> **To do**:
What lines below contain the word "MODEL"? Please pull each one out.

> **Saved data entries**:

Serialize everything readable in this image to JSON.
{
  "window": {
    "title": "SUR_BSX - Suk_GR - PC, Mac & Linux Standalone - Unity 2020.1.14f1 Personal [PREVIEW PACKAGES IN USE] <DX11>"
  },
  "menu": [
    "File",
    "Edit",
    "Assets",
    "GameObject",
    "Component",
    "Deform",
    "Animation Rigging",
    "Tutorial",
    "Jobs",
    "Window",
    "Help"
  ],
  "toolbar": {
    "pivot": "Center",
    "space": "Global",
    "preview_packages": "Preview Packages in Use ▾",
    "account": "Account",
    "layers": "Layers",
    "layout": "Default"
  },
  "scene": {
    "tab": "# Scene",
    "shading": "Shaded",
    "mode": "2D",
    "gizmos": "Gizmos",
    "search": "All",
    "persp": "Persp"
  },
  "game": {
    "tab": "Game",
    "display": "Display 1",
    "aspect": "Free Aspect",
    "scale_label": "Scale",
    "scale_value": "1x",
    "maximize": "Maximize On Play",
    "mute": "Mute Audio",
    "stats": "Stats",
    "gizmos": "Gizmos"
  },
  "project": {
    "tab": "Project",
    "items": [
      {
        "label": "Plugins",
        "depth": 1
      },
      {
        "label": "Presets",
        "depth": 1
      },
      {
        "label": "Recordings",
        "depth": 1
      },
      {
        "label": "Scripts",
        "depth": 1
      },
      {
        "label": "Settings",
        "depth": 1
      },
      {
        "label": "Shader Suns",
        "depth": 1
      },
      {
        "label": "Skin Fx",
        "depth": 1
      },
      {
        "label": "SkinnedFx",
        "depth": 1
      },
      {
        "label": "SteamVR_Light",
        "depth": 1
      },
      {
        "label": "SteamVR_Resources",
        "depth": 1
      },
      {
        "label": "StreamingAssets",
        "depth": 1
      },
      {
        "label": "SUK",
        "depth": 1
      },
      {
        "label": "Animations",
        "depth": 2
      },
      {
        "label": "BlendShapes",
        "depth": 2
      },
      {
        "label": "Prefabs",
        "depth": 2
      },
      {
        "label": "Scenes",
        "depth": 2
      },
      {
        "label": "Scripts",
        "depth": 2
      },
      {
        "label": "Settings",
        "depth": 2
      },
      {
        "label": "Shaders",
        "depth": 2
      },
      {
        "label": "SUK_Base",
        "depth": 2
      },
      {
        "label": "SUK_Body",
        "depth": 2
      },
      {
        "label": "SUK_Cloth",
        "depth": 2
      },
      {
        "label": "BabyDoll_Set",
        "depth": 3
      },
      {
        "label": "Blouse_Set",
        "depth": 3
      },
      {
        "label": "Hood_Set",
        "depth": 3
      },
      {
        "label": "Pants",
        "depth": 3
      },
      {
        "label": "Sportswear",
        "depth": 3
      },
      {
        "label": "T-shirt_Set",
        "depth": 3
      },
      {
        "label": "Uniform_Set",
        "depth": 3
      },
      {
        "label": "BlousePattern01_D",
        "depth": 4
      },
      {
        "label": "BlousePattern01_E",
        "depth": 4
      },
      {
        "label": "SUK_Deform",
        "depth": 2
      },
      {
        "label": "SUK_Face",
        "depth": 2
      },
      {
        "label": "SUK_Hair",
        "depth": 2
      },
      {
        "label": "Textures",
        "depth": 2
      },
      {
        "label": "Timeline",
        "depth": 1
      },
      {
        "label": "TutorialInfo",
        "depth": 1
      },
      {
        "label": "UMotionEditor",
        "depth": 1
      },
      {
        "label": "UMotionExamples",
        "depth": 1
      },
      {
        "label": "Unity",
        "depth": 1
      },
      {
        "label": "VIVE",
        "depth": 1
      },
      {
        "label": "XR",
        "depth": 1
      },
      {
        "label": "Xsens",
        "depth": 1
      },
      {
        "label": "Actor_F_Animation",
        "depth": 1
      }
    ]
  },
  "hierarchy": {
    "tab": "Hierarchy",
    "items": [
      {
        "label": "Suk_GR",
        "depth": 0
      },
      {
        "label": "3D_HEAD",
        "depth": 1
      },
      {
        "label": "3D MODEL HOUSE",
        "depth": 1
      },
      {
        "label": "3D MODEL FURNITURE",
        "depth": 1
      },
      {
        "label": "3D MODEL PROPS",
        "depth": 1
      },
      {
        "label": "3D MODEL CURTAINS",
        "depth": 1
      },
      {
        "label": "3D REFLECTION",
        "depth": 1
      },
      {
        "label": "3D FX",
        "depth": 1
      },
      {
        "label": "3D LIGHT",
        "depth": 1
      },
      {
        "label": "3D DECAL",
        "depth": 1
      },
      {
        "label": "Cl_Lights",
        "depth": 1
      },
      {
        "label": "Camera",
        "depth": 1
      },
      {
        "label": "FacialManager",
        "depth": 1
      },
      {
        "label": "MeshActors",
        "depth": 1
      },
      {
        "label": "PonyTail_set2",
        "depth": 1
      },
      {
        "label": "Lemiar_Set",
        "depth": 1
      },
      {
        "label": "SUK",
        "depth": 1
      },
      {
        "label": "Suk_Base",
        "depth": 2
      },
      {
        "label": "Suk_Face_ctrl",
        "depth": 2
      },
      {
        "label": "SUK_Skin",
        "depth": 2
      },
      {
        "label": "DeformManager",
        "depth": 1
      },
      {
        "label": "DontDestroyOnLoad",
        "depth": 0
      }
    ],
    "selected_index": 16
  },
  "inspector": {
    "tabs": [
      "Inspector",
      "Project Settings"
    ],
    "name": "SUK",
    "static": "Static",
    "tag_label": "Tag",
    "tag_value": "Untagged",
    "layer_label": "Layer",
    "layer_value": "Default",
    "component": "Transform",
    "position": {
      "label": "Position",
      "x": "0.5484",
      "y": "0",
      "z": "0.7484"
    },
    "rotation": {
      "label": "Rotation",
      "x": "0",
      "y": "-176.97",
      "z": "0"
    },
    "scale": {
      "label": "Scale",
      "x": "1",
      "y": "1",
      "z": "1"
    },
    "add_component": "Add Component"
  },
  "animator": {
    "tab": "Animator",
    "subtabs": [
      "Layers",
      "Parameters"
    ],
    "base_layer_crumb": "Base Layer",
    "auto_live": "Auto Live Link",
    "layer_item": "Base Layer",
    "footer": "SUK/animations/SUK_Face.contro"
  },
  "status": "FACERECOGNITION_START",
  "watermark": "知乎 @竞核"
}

> **Output of the exercise**:
        "label": "3D MODEL HOUSE",
        "label": "3D MODEL FURNITURE",
        "label": "3D MODEL PROPS",
        "label": "3D MODEL CURTAINS",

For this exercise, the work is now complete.